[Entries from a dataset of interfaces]
· · · · · · ·

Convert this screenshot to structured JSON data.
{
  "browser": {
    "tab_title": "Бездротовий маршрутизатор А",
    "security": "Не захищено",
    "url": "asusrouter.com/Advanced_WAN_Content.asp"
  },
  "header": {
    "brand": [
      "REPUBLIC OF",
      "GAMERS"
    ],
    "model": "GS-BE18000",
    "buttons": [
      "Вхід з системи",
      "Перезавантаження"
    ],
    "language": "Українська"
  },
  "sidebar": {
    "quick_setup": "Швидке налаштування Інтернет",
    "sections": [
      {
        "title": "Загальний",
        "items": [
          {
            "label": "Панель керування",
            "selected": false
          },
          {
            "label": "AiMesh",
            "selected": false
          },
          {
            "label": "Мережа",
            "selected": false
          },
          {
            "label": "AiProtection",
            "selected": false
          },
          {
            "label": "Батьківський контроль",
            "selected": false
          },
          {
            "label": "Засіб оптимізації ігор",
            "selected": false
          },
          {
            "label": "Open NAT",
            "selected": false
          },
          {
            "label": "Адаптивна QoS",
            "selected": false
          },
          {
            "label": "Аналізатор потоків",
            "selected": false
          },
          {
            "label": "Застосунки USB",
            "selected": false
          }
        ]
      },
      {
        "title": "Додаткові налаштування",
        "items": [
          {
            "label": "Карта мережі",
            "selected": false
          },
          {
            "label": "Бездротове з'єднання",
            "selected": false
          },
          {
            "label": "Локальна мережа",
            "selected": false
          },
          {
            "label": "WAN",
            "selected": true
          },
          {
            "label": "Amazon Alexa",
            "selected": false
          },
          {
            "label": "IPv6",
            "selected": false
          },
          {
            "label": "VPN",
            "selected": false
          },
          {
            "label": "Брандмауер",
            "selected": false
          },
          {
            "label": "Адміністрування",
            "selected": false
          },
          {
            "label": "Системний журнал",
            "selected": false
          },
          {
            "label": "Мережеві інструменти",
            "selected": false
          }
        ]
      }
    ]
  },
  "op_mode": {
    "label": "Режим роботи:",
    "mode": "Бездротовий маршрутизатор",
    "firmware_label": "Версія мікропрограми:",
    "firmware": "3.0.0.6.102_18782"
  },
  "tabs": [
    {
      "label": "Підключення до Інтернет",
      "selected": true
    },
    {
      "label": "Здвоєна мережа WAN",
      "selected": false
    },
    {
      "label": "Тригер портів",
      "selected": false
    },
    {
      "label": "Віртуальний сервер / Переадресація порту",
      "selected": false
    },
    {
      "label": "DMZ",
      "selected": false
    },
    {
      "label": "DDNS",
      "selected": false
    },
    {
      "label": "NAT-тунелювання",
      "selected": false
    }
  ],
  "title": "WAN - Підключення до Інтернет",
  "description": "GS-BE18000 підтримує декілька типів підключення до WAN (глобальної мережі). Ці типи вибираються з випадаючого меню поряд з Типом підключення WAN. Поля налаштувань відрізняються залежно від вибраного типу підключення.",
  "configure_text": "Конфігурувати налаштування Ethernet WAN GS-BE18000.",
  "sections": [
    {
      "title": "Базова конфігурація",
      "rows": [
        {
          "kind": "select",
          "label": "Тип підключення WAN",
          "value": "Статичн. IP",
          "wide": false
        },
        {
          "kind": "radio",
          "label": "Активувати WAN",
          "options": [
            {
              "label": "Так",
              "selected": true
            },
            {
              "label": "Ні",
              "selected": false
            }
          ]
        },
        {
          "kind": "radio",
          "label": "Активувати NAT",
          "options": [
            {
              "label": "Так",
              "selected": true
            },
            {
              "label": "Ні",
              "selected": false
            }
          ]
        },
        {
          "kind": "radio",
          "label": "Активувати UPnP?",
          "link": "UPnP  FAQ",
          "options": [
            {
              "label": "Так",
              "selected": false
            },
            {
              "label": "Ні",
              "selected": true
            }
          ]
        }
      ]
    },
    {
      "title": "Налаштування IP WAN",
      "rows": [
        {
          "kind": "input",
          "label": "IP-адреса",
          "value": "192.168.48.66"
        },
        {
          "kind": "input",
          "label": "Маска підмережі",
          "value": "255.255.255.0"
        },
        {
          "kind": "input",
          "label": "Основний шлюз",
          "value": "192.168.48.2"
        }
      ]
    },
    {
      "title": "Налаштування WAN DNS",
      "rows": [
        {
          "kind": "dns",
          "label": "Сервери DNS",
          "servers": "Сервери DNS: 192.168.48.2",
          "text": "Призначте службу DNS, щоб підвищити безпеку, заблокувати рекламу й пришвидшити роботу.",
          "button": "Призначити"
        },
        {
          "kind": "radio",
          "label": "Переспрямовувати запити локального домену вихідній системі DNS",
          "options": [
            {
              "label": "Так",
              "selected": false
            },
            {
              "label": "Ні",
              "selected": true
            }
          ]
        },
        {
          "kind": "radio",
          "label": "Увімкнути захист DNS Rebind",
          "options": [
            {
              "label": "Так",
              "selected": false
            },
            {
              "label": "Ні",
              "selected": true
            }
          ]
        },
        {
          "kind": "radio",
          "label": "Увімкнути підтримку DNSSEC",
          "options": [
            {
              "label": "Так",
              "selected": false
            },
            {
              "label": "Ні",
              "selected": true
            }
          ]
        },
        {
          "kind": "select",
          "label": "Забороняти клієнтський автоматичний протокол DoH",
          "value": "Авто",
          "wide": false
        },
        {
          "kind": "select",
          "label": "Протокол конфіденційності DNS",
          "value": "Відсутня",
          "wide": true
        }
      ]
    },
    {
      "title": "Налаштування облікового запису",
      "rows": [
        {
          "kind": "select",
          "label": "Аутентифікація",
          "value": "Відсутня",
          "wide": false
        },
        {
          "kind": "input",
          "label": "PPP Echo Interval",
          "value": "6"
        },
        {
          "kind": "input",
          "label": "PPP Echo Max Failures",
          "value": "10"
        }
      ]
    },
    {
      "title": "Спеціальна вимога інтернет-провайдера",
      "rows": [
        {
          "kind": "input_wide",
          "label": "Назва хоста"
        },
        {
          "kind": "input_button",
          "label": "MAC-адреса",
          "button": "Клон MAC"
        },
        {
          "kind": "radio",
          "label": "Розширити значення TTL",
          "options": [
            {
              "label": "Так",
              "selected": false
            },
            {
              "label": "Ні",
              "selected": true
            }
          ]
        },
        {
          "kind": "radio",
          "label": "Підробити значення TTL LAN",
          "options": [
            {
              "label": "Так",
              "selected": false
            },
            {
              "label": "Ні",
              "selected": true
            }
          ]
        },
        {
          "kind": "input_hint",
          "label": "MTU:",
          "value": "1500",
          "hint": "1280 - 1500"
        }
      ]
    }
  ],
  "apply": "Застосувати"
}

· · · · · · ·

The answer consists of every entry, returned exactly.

Convert this screenshot to structured JSON data.
{
  "browser": {
    "tab_title": "Бездротовий маршрутизатор А",
    "security": "Не захищено",
    "url": "asusrouter.com/Advanced_WAN_Content.asp"
  },
  "header": {
    "brand": [
      "REPUBLIC OF",
      "GAMERS"
    ],
    "model": "GS-BE18000",
    "buttons": [
      "Вхід з системи",
      "Перезавантаження"
    ],
    "language": "Українська"
  },
  "sidebar": {
    "quick_setup": "Швидке налаштування Інтернет",
    "sections": [
      {
        "title": "Загальний",
        "items": [
          {
            "label": "Панель керування",
            "selected": false
          },
          {
            "label": "AiMesh",
            "selected": false
          },
          {
            "label": "Мережа",
            "selected": false
          },
          {
            "label": "AiProtection",
            "selected": false
          },
          {
            "label": "Батьківський контроль",
            "selected": false
          },
          {
            "label": "Засіб оптимізації ігор",
            "selected": false
          },
          {
            "label": "Open NAT",
            "selected": false
          },
          {
            "label": "Адаптивна QoS",
            "selected": false
          },
          {
            "label": "Аналізатор потоків",
            "selected": false
          },
          {
            "label": "Застосунки USB",
            "selected": false
          }
        ]
      },
      {
        "title": "Додаткові налаштування",
        "items": [
          {
            "label": "Карта мережі",
            "selected": false
          },
          {
            "label": "Бездротове з'єднання",
            "selected": false
          },
          {
            "label": "Локальна мережа",
            "selected": false
          },
          {
            "label": "WAN",
            "selected": true
          },
          {
            "label": "Amazon Alexa",
            "selected": false
          },
          {
            "label": "IPv6",
            "selected": false
          },
          {
            "label": "VPN",
            "selected": false
          },
          {
            "label": "Брандмауер",
            "selected": false
          },
          {
            "label": "Адміністрування",
            "selected": false
          },
          {
            "label": "Системний журнал",
            "selected": false
          },
          {
            "label": "Мережеві інструменти",
            "selected": false
          }
        ]
      }
    ]
  },
  "op_mode": {
    "label": "Режим роботи:",
    "mode": "Бездротовий маршрутизатор",
    "firmware_label": "Версія мікропрограми:",
    "firmware": "3.0.0.6.102_18782"
  },
  "tabs": [
    {
      "label": "Підключення до Інтернет",
      "selected": true
    },
    {
      "label": "Здвоєна мережа WAN",
      "selected": false
    },
    {
      "label": "Тригер портів",
      "selected": false
    },
    {
      "label": "Віртуальний сервер / Переадресація порту",
      "selected": false
    },
    {
      "label": "DMZ",
      "selected": false
    },
    {
      "label": "DDNS",
      "selected": false
    },
    {
      "label": "NAT-тунелювання",
      "selected": false
    }
  ],
  "title": "WAN - Підключення до Інтернет",
  "description": "GS-BE18000 підтримує декілька типів підключення до WAN (глобальної мережі). Ці типи вибираються з випадаючого меню поряд з Типом підключення WAN. Поля налаштувань відрізняються залежно від вибраного типу підключення.",
  "configure_text": "Конфігурувати налаштування Ethernet WAN GS-BE18000.",
  "sections": [
    {
      "title": "Базова конфігурація",
      "rows": [
        {
          "kind": "select",
          "label": "Тип підключення WAN",
          "value": "Статичн. IP",
          "wide": false
        },
        {
          "kind": "radio",
          "label": "Активувати WAN",
          "options": [
            {
              "label": "Так",
              "selected": true
            },
            {
              "label": "Ні",
              "selected": false
            }
          ]
        },
        {
          "kind": "radio",
          "label": "Активувати NAT",
          "options": [
            {
              "label": "Так",
              "selected": true
            },
            {
              "label": "Ні",
              "selected": false
            }
          ]
        },
        {
          "kind": "radio",
          "label": "Активувати UPnP?",
          "link": "UPnP  FAQ",
          "options": [
            {
              "label": "Так",
              "selected": false
            },
            {
              "label": "Ні",
              "selected": true
            }
          ]
        }
      ]
    },
    {
      "title": "Налаштування IP WAN",
      "rows": [
        {
          "kind": "input",
          "label": "IP-адреса",
          "value": "192.168.48.66"
        },
        {
          "kind": "input",
          "label": "Маска підмережі",
          "value": "255.255.255.0"
        },
        {
          "kind": "input",
          "label": "Основний шлюз",
          "value": "192.168.48.2"
        }
      ]
    },
    {
      "title": "Налаштування WAN DNS",
      "rows": [
        {
          "kind": "dns",
          "label": "Сервери DNS",
          "servers": "Сервери DNS: 192.168.48.2",
          "text": "Призначте службу DNS, щоб підвищити безпеку, заблокувати рекламу й пришвидшити роботу.",
          "button": "Призначити"
        },
        {
          "kind": "radio",
          "label": "Переспрямовувати запити локального домену вихідній системі DNS",
          "options": [
            {
              "label": "Так",
              "selected": false
            },
            {
              "label": "Ні",
              "selected": true
            }
          ]
        },
        {
          "kind": "radio",
          "label": "Увімкнути захист DNS Rebind",
          "options": [
            {
              "label": "Так",
              "selected": false
            },
            {
              "label": "Ні",
              "selected": true
            }
          ]
        },
        {
          "kind": "radio",
          "label": "Увімкнути підтримку DNSSEC",
          "options": [
            {
              "label": "Так",
              "selected": false
            },
            {
              "label": "Ні",
              "selected": true
            }
          ]
        },
        {
          "kind": "select",
          "label": "Забороняти клієнтський автоматичний протокол DoH",
          "value": "Авто",
          "wide": false
        },
        {
          "kind": "select",
          "label": "Протокол конфіденційності DNS",
          "value": "Відсутня",
          "wide": true
        }
      ]
    },
    {
      "title": "Налаштування облікового запису",
      "rows": [
        {
          "kind": "select",
          "label": "Аутентифікація",
          "value": "Відсутня",
          "wide": false
        },
        {
          "kind": "input",
          "label": "PPP Echo Interval",
          "value": "6"
        },
        {
          "kind": "input",
          "label": "PPP Echo Max Failures",
          "value": "10"
        }
      ]
    },
    {
      "title": "Спеціальна вимога інтернет-провайдера",
      "rows": [
        {
          "kind": "input_wide",
          "label": "Назва хоста"
        },
        {
          "kind": "input_button",
          "label": "MAC-адреса",
          "button": "Клон MAC"
        },
        {
          "kind": "radio",
          "label": "Розширити значення TTL",
          "options": [
            {
              "label": "Так",
              "selected": false
            },
            {
              "label": "Ні",
              "selected": true
            }
          ]
        },
        {
          "kind": "radio",
          "label": "Підробити значення TTL LAN",
          "options": [
            {
              "label": "Так",
              "selected": false
            },
            {
              "label": "Ні",
              "selected": true
            }
          ]
        },
        {
          "kind": "input_hint",
          "label": "MTU:",
          "value": "1500",
          "hint": "1280 - 1500"
        }
      ]
    }
  ],
  "apply": "Застосувати"
}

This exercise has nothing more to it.